St Anthony and Epictetus on care for things

St Anthony says this:

Inasmuch as someone's life is measured, to that extent it is he is happier, because he doesn't worry about many things: about servants, about laborers, about lands, and about wealth of animals. For grasping onto these things we will drown in the burdens that accompany them and we will blame God. Behold in what manner death is sustained through the desire of our will, and how we wander lost in the darkness of a life of sin, not knowing ourselves (On the Character of Men and the Virtuous Life, 6).

To anyone familiar with ancient Greek philosophy, this passage could easily pass as having been written by a Stoic such as Epictetus or Marcus Aurelius. In fact it was a regular warning of Stoicism that too great a concern for things which lie outside our control -- namely, anything that is not the state of our own character, but especially riches and material goods which come and go at random -- puts us at odds with ourselves and with God.

In his Enchiridion (Handbook), Epictetus introduces the basic ethical distinction of Stoic philosophy:

Some things are in our control and others not. Things in our control are opinion, pursuit, desire, aversion, and, in a word, whatever are our own actions. Things not in our control are body, property, reputation, command, and, in one word, whatever are not our own actions (Enc., 1).

Attention to this distinction is critically important for the Stoic, because an inordinate desire for those things outside your control will leave you frustrated, angry, wrathful when you can't get a hold of them. It is because you care about those things that are not in your control that you are upset when you lack them. If you would only care about the things that depend on you -- such as your character, and your reactions to the things that happen -- then you would always be happy, because it is always within your grasp to have them. But if you want those things which don't depend you, You will lament, you will be disturbed, and you will find fault both with gods and men (ibid.). You will blame the gods for the bad things that happen to you.

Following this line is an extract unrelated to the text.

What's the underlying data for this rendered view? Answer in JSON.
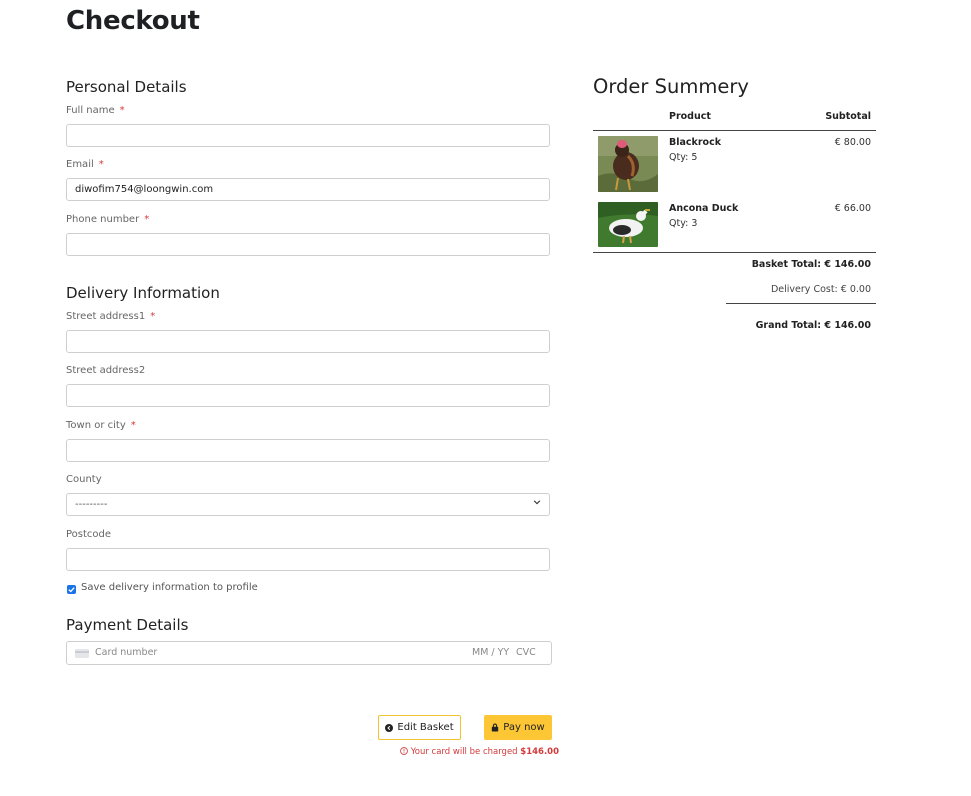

Anthony makes the same point here that Epictetus does. If we care too much about the things of the world, we are going to be at odds with God and blame him when we lose them -- as we inevitably will. We might point to the example of the Israelites in the desert, who cared so much about material comfort and had so little trust in God, that as soon as they saw the intimidating stature of the Canaanites, they said to themselves, It is because the Lord hates us that he has brought us out of the land of Egypt, to hand us over to the Amorites to destroy us (Deut 1.27). The sinful heart of man is ready to blame even God himself, and to accuse him of malevolence and evil, if it doesn't get what it wants.

I don't know enough about Anthony's personal history, but it would seem from a passage like this that he had some familiarity with Greek philosophy. Like so many others in the early days of the Christian church, he must have seen it a wisdom and a light, even if imperfect and ignorant of the things of Christ. It is wisdom well worth heeding!